# Problem requirements
For this exercise, output every line of the data as it stands.
--- The data Enclosed Below ---
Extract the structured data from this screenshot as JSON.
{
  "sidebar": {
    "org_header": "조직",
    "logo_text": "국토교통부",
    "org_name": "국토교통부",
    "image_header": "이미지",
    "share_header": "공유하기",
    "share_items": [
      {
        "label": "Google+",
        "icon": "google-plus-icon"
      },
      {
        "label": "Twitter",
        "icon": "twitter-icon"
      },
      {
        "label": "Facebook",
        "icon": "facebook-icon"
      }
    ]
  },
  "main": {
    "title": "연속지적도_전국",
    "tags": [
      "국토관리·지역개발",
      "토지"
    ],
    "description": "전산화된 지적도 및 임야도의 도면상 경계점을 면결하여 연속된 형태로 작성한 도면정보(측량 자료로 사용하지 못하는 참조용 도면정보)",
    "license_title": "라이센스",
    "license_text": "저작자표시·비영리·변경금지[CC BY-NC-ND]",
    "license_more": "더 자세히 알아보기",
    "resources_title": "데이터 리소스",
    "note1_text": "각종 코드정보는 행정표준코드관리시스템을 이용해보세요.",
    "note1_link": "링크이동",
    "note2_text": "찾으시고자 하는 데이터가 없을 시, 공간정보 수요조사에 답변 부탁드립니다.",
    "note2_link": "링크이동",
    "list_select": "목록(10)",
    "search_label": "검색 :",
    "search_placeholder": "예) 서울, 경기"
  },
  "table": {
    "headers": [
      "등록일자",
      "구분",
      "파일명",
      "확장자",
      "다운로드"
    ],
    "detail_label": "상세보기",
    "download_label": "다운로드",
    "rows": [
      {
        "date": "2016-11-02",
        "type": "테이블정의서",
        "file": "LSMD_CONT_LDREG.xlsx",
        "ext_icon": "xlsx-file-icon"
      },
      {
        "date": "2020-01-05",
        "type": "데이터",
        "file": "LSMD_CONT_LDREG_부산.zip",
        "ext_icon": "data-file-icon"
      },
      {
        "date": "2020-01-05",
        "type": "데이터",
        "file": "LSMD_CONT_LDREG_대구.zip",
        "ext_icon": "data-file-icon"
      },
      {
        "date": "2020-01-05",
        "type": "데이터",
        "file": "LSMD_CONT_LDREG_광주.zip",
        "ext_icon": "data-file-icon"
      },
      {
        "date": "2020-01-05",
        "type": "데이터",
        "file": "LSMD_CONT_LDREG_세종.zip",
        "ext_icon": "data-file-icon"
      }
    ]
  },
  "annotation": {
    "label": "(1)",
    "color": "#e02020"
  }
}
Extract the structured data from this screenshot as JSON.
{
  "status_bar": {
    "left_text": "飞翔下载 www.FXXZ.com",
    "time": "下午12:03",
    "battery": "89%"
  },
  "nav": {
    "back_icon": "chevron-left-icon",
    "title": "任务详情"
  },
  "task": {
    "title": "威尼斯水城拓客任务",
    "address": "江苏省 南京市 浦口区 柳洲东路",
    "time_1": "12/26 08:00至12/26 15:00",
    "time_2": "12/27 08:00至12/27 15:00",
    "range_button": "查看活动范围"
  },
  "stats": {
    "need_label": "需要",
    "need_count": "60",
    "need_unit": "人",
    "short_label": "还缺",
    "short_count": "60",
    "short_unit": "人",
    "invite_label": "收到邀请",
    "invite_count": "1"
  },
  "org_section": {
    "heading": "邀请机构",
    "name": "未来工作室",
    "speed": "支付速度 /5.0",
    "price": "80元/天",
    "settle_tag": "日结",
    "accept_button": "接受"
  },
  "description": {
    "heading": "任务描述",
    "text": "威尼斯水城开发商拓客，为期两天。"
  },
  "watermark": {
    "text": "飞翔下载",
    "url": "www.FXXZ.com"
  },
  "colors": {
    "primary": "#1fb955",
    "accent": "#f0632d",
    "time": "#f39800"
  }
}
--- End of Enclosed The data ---
# Answer to the exercise
Extract the structured data from this screenshot as JSON.
{
  "sidebar": {
    "org_header": "조직",
    "logo_text": "국토교통부",
    "org_name": "국토교통부",
    "image_header": "이미지",
    "share_header": "공유하기",
    "share_items": [
      {
        "label": "Google+",
        "icon": "google-plus-icon"
      },
      {
        "label": "Twitter",
        "icon": "twitter-icon"
      },
      {
        "label": "Facebook",
        "icon": "facebook-icon"
      }
    ]
  },
  "main": {
    "title": "연속지적도_전국",
    "tags": [
      "국토관리·지역개발",
      "토지"
    ],
    "description": "전산화된 지적도 및 임야도의 도면상 경계점을 면결하여 연속된 형태로 작성한 도면정보(측량 자료로 사용하지 못하는 참조용 도면정보)",
    "license_title": "라이센스",
    "license_text": "저작자표시·비영리·변경금지[CC BY-NC-ND]",
    "license_more": "더 자세히 알아보기",
    "resources_title": "데이터 리소스",
    "note1_text": "각종 코드정보는 행정표준코드관리시스템을 이용해보세요.",
    "note1_link": "링크이동",
    "note2_text": "찾으시고자 하는 데이터가 없을 시, 공간정보 수요조사에 답변 부탁드립니다.",
    "note2_link": "링크이동",
    "list_select": "목록(10)",
    "search_label": "검색 :",
    "search_placeholder": "예) 서울, 경기"
  },
  "table": {
    "headers": [
      "등록일자",
      "구분",
      "파일명",
      "확장자",
      "다운로드"
    ],
    "detail_label": "상세보기",
    "download_label": "다운로드",
    "rows": [
      {
        "date": "2016-11-02",
        "type": "테이블정의서",
        "file": "LSMD_CONT_LDREG.xlsx",
        "ext_icon": "xlsx-file-icon"
      },
      {
        "date": "2020-01-05",
        "type": "데이터",
        "file": "LSMD_CONT_LDREG_부산.zip",
        "ext_icon": "data-file-icon"
      },
      {
        "date": "2020-01-05",
        "type": "데이터",
        "file": "LSMD_CONT_LDREG_대구.zip",
        "ext_icon": "data-file-icon"
      },
      {
        "date": "2020-01-05",
        "type": "데이터",
        "file": "LSMD_CONT_LDREG_광주.zip",
        "ext_icon": "data-file-icon"
      },
      {
        "date": "2020-01-05",
        "type": "데이터",
        "file": "LSMD_CONT_LDREG_세종.zip",
        "ext_icon": "data-file-icon"
      }
    ]
  },
  "annotation": {
    "label": "(1)",
    "color": "#e02020"
  }
}
Extract the structured data from this screenshot as JSON.
{
  "status_bar": {
    "left_text": "飞翔下载 www.FXXZ.com",
    "time": "下午12:03",
    "battery": "89%"
  },
  "nav": {
    "back_icon": "chevron-left-icon",
    "title": "任务详情"
  },
  "task": {
    "title": "威尼斯水城拓客任务",
    "address": "江苏省 南京市 浦口区 柳洲东路",
    "time_1": "12/26 08:00至12/26 15:00",
    "time_2": "12/27 08:00至12/27 15:00",
    "range_button": "查看活动范围"
  },
  "stats": {
    "need_label": "需要",
    "need_count": "60",
    "need_unit": "人",
    "short_label": "还缺",
    "short_count": "60",
    "short_unit": "人",
    "invite_label": "收到邀请",
    "invite_count": "1"
  },
  "org_section": {
    "heading": "邀请机构",
    "name": "未来工作室",
    "speed": "支付速度 /5.0",
    "price": "80元/天",
    "settle_tag": "日结",
    "accept_button": "接受"
  },
  "description": {
    "heading": "任务描述",
    "text": "威尼斯水城开发商拓客，为期两天。"
  },
  "watermark": {
    "text": "飞翔下载",
    "url": "www.FXXZ.com"
  },
  "colors": {
    "primary": "#1fb955",
    "accent": "#f0632d",
    "time": "#f39800"
  }
}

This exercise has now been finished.